Hiring the best people in sales and marketing is a lot like playing baseball: you’ve got to throw the right pitch at the right time.
Trouble is, these people will only swing at the perfect pitch.
If you want to knock your next hire out of the park, here’s what you need to know about what the best sales and marketing people are looking for.
#1 They want to be successful
Marketing and sales can be frustrating because rejection is common and success rates are volatile. Even the best sales people are more likely to get a no than a yes at their next meeting. Even super-smart marketers frequently create campaigns that don’t meet expectations.
Odds are, if you’re hiring someone with experience, they’ve had a job or two where they haven’t been as successful as they wanted to be. Show them how this job is different. Tell them what you’ve achieved and where you’re going next. Prove it with numbers or examples that show how straightforward it will be to get results with your products or brand.
If your company hasn’t put up the numbers yet, tell them about your ideas for the future, and what you’re doing that sets you apart. According to Glassdoor, sales professionals are likely (78%) to accept less money for a position that is selling something interesting or compelling.
#2 They don’t want to be lonely
It’s common to think about sales people as “lone wolves” who like to hunt down their prey. But in reality, sales people (and marketers too!) value all the support they can get.
Sales reps and marketers don’t have as much autonomy as you might think. They actually have a laundry list of constraints: they don’t choose the products they sell, the prices that they charge, and often they’re at the mercy of customers’ every whim.
A big potential client is having a bad day because someone spilt soda on their suit? Small chance they’re gonna listen to a sales pitch, even if they’re dealing with someone who could sell a hockey stick to a shortstop.
So if you want to hire the best people in sales and marketing, let them know they’re going to be supported. Show them how important the sales function is to company success, that you appreciate their work, and that your company is going to make sure they have what they need to make your company more successful than the rest.
#3 They want clarity
Every job is a bit different. Different responsibilities and different expectations. Sometimes sales people are farming established business, and other times they’re hunting for new clients. In marketing, some jobs involve coming up with brand new initiatives and campaigns, executing via established channels, or both!
No matter what you’re looking for in your next hire, make sure you’re clear about what kind of work needs to be done. Same thing goes for targets and other metrics. If you can generate reasonable expectations for what this role is going to achieve, you’ll find people who are eager for the challenge.
Not everyone is looking for the same thing, but if you’re clear about the tasks, and clear about the expectations, you’ll get applicants who are a great fit and ready to get things done.
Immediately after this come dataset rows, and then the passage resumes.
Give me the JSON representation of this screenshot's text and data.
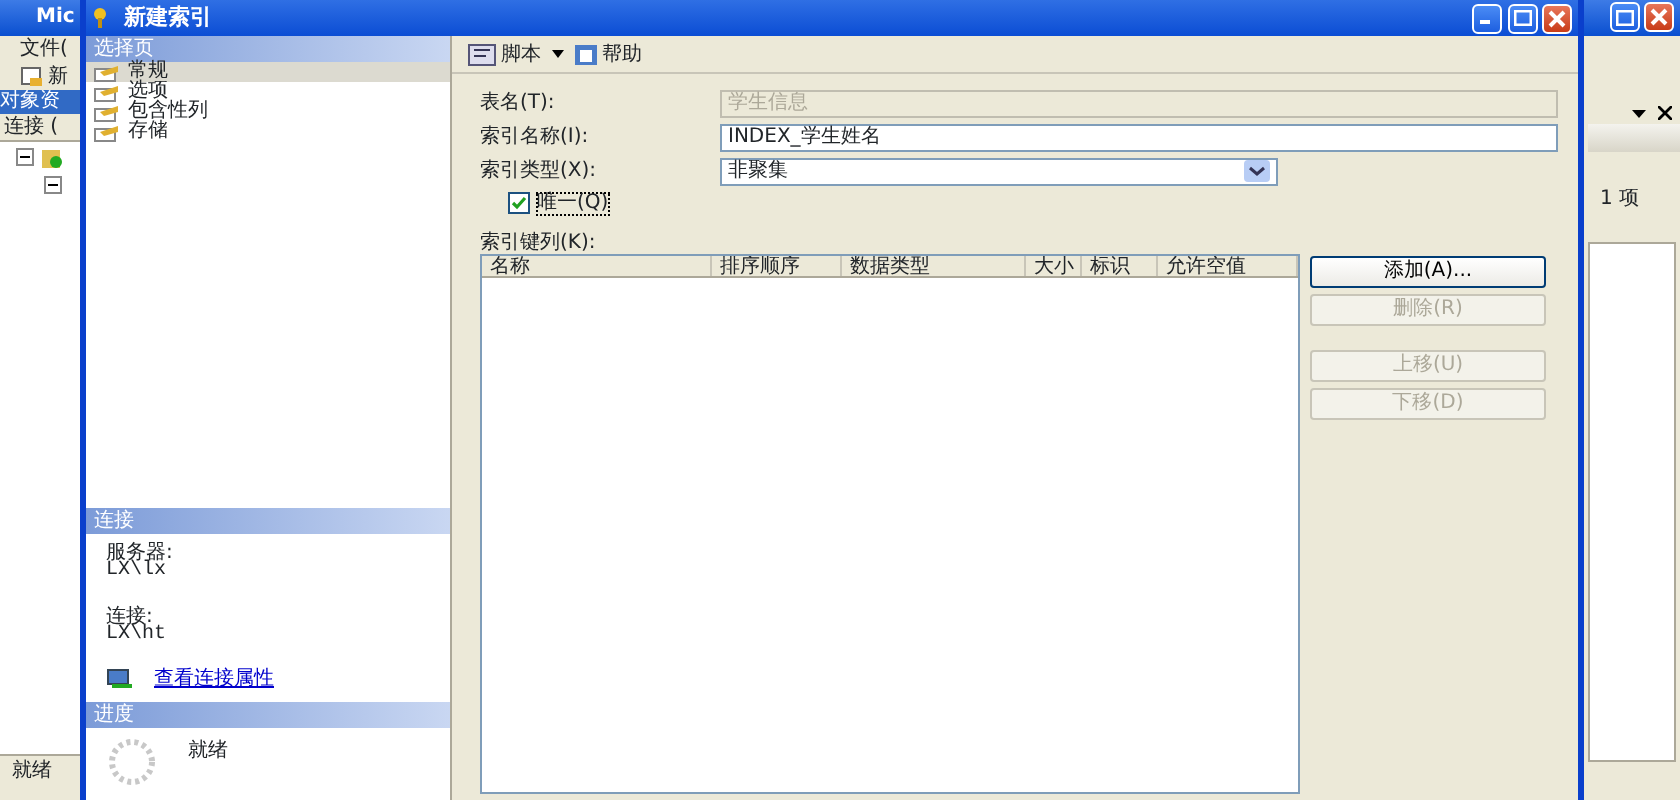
{
  "background_window": {
    "title": "Mic",
    "menu": [
      "文件("
    ],
    "toolbar": [
      "新"
    ],
    "panel_title": "对象资",
    "connect": "连接 (",
    "status": "就绪",
    "count": "1 项"
  },
  "dialog": {
    "title": "新建索引",
    "select_page": {
      "header": "选择页",
      "items": [
        {
          "label": "常规",
          "selected": true
        },
        {
          "label": "选项",
          "selected": false
        },
        {
          "label": "包含性列",
          "selected": false
        },
        {
          "label": "存储",
          "selected": false
        }
      ]
    },
    "connection": {
      "header": "连接",
      "server_label": "服务器:",
      "server": "LX\\lx",
      "connection_label": "连接:",
      "connection": "LX\\ht",
      "link": "查看连接属性"
    },
    "progress": {
      "header": "进度",
      "status": "就绪"
    },
    "toolbar": [
      {
        "label": "脚本",
        "dropdown": true
      },
      {
        "label": "帮助",
        "dropdown": false
      }
    ],
    "fields": [
      {
        "label": "表名(T):",
        "value": "学生信息",
        "disabled": true,
        "kind": "text"
      },
      {
        "label": "索引名称(I):",
        "value": "INDEX_学生姓名",
        "disabled": false,
        "kind": "text"
      },
      {
        "label": "索引类型(X):",
        "value": "非聚集",
        "disabled": false,
        "kind": "select"
      }
    ],
    "unique": {
      "label": "唯一(Q)",
      "checked": true
    },
    "key_columns": {
      "label": "索引键列(K):",
      "columns": [
        "名称",
        "排序顺序",
        "数据类型",
        "大小",
        "标识",
        "允许空值"
      ]
    },
    "buttons": [
      {
        "label": "添加(A)...",
        "disabled": false,
        "kind": "primary"
      },
      {
        "label": "删除(R)",
        "disabled": true,
        "kind": "normal"
      },
      {
        "label": "上移(U)",
        "disabled": true,
        "kind": "gap"
      },
      {
        "label": "下移(D)",
        "disabled": true,
        "kind": "normal"
      }
    ]
  }
}
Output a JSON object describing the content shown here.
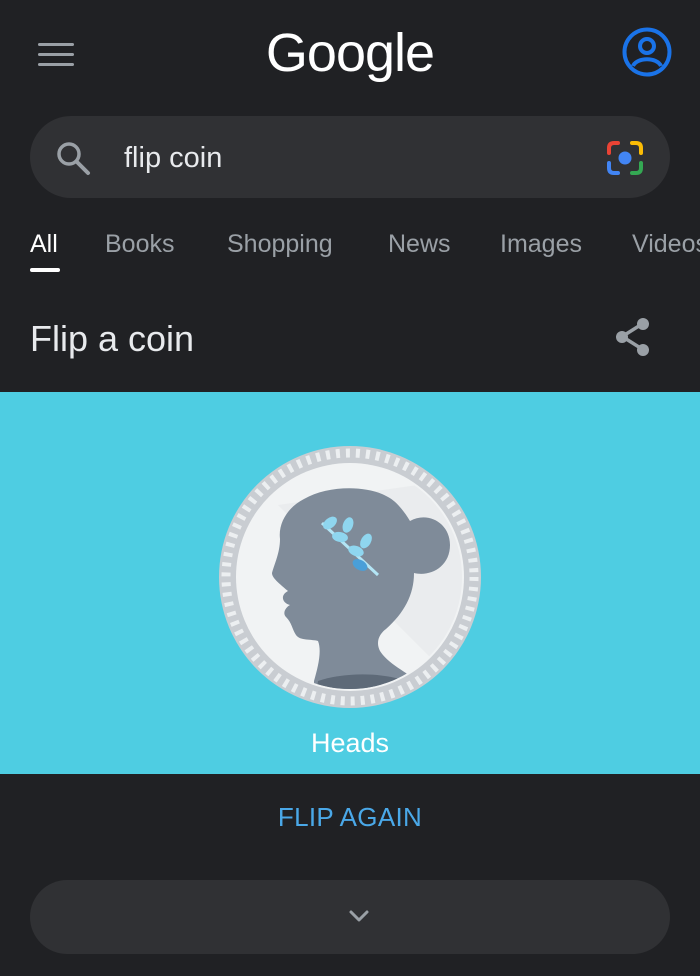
{
  "header": {
    "logo_text": "Google",
    "menu_icon": "hamburger-menu-icon",
    "account_icon": "account-circle-icon"
  },
  "search": {
    "query": "flip coin",
    "search_icon": "search-icon",
    "lens_icon": "google-lens-camera-icon"
  },
  "tabs": {
    "items": [
      "All",
      "Books",
      "Shopping",
      "News",
      "Images",
      "Videos"
    ],
    "active": "All"
  },
  "card": {
    "title": "Flip a coin",
    "share_icon": "share-icon",
    "result": "Heads",
    "flip_again_label": "FLIP AGAIN",
    "expand_icon": "chevron-down-icon"
  },
  "colors": {
    "background": "#202124",
    "surface": "#303134",
    "coin_panel": "#4ecde2",
    "link_blue": "#4aa8e8",
    "account_blue": "#1a73e8"
  }
}
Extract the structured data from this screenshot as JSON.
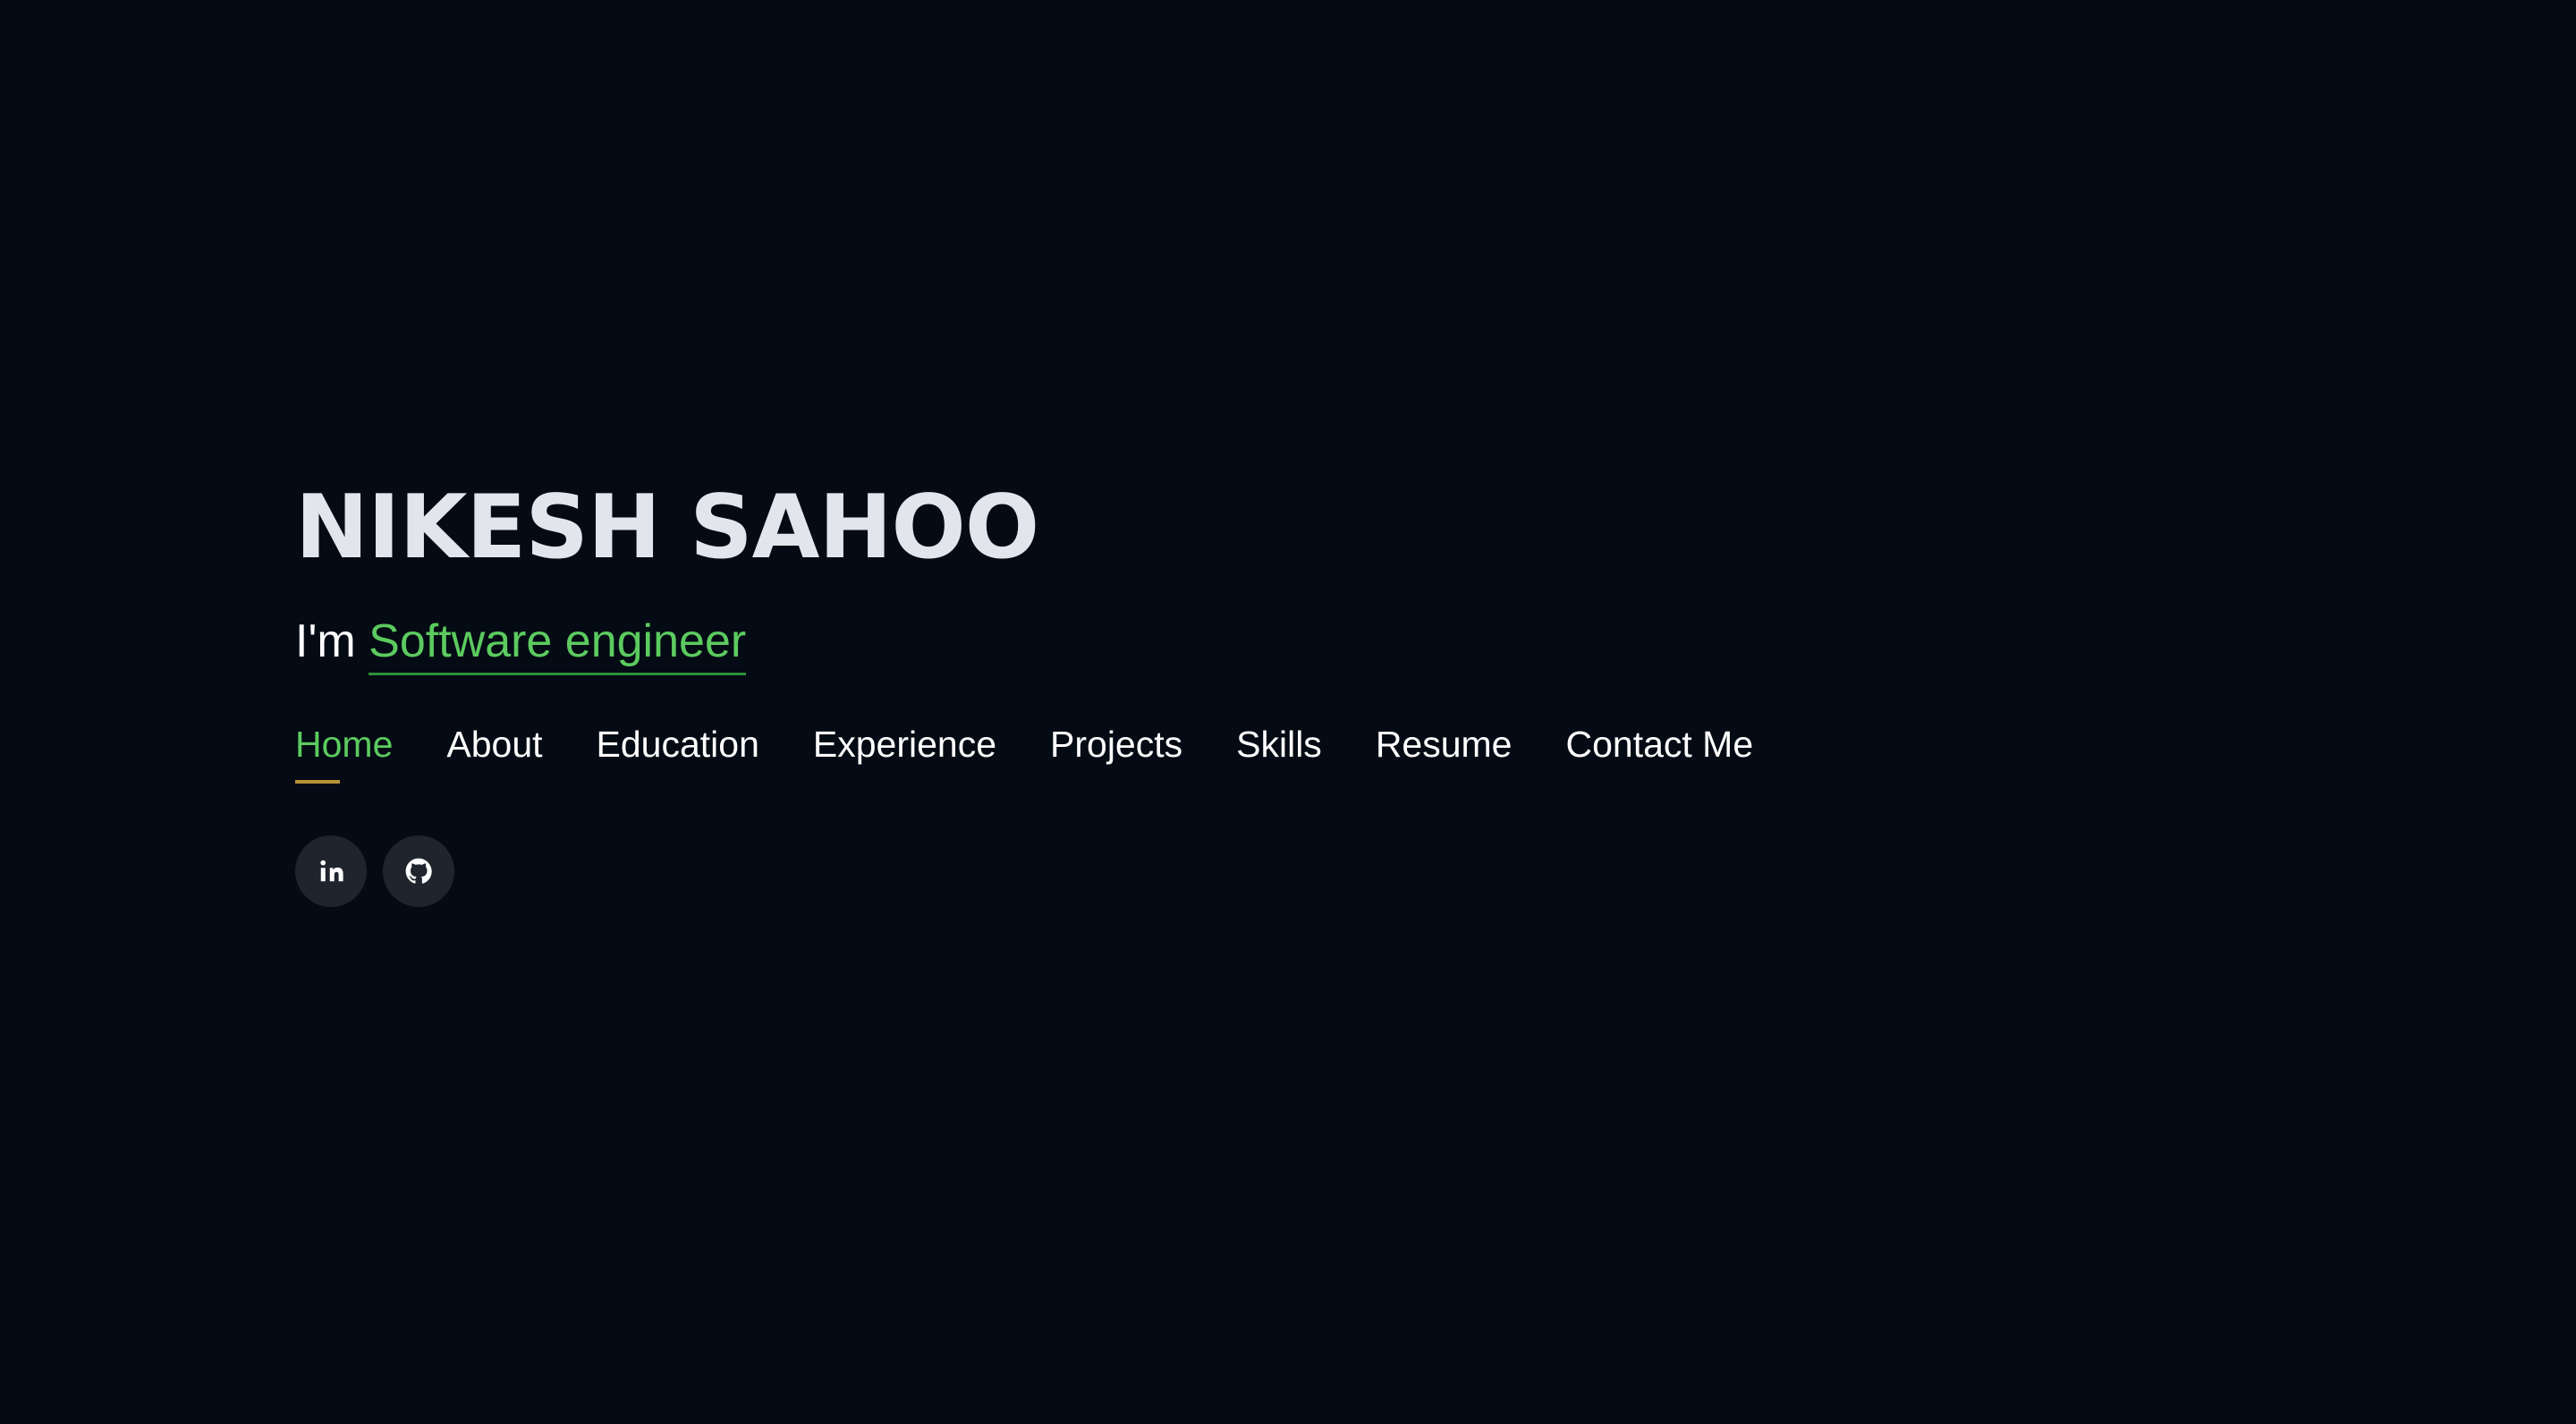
{
  "hero": {
    "name": "NIKESH SAHOO",
    "prefix": "I'm ",
    "role": "Software engineer"
  },
  "nav": {
    "items": [
      {
        "label": "Home",
        "active": true
      },
      {
        "label": "About"
      },
      {
        "label": "Education"
      },
      {
        "label": "Experience"
      },
      {
        "label": "Projects"
      },
      {
        "label": "Skills"
      },
      {
        "label": "Resume"
      },
      {
        "label": "Contact Me"
      }
    ]
  },
  "social": {
    "linkedin_icon": "linkedin-icon",
    "github_icon": "github-icon"
  },
  "colors": {
    "background": "#040b14",
    "accent": "#5ccb5f",
    "underline": "#b99238"
  }
}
#4 They want to hear your sales pitch
When you write a job ad for a marketer, you’re writing for a writer. When you’re piquing the interest of a sales rep, you’re selling to a salesperson.
If you want to impress them, you need to show that you understand a good sales pitch. Your job ad is the best way to do that. Maybe talk to your sales and marketing people and get them involved in the writing; come up with a good sales pitch that is going to raise some eyebrows.
Don’t just post a job description and expect to catch the attention of people who persuade people for a living. Show them that you understand what marketing and sales people do, and that you’re as creative, empathetic and inspiring as they are.
Bottom of the 9th
Hiring the best people is a lot harder than slow pitch softball. If your candidate search has been throwing you curve balls, come talk to one of Fitzii’s Hiring Advisors. They’ll use specialized research to attract the very best candidates on the market.
Then you’ll have a veritable concession stand of great candidates to choose from, faster than you can say “it’s going…..going….it’s goooooooooooonnnnnnnnnnne!!!!!!!!”
Matt is a hiring advisor, and a purveyor of positivity at Fitzii.